Tradition Bearer: Jeff Porée is a fifth-generation tradesman in New Orleans, Louisiana, and a founding member of the Master Crafts Guild. This public event will bring together the remaining "masters of plaster" in the city by recognizing Mr. Porée. The Porée family has long been known for their skills in ornamental exterior and interior plaster, artistic molds and specialty finishes, including old world Venetian. Mr. Porée is the plasterer of record for many of the region's most important restorations of historic sites, including the historic New Orleans Collection Williams Research Center in the French Quarter and the Peristyle in City Park. Following the ceremony recognizing Mr. Porée, a discussion will take place between Jeff and the other veteran plasterers upon whose shoulders he stands. The event will be held at the Corpus Christi community center due to the church's historical role as the center of the Creole master craftsmen community.

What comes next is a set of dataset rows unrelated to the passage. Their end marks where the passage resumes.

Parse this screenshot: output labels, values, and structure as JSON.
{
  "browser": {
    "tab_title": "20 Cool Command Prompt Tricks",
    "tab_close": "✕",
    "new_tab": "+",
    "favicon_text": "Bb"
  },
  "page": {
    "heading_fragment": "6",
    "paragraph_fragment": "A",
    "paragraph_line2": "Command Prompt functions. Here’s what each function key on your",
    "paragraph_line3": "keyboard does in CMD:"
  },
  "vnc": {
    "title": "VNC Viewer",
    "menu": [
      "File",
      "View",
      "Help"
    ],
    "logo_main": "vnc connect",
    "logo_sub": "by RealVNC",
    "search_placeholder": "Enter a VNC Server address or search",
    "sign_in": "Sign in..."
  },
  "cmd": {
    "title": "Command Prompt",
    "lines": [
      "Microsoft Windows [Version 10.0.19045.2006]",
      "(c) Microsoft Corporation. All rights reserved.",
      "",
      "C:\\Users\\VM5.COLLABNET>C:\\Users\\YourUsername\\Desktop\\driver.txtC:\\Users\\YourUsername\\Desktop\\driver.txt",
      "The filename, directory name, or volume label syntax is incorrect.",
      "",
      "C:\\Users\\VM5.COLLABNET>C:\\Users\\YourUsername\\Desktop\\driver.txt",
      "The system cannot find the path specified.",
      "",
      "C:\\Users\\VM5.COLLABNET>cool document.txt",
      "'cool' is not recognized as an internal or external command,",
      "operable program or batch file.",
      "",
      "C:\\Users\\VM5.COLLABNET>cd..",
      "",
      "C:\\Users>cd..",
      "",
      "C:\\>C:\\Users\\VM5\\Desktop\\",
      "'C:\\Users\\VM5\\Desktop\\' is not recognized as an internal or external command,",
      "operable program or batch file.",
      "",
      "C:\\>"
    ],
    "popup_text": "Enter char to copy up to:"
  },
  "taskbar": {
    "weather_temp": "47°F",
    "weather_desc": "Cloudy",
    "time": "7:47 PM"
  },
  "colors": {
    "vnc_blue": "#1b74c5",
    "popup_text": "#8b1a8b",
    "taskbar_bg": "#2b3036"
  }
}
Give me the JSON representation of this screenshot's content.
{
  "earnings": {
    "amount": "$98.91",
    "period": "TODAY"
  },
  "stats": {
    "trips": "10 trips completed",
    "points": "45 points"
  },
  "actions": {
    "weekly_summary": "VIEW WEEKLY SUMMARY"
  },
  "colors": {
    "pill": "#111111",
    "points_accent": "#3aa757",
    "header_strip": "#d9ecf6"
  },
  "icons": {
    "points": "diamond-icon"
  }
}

Jeff Porée in front of a plaster ceiling medallion. Photo: Teresa Parker Farris.

 

TALKING THE BLUES: A MUSICAL INFORMANCE

with Ed Huey
October 22, 2016, 2:00 pm, Louisiana Sports Hall of Fame and Northwest Louisiana History Museum

Address: 800 Front Street, Natchitoches, LA 71457

Ambassador: Dr. Shane Rasmussen (LFC), Director of the Louisiana Folklife Center and Associate Professor of English, Northwestern State University

Partnering Organizations: The Louisiana Sports Hall of Fame and Northwest Louisiana History Museum, the Louisiana Folklife Center, and Northwestern State University

Tradition Bearer: Ed Huey is a retired music educator, former instructor at the Folk School of Chattanooga, and has been twice honored by the Tennessee Governor's School for the Arts as an Outstanding Music Educator. A 1982 Lyndhurst Foundation Grant recipient, Ed gathered field recordings of Mississippi bluesmen. Ed performs and teaches American roots music, specializing in early blues guitar and harmonica styles. His highly interactive sets and workshops include work songs, field hollers, hambone, Piedmont blues, Delta blues, jug band, hokum, and railroad songs.

Ed Huey. Photo: Courtesy of Ed Huey.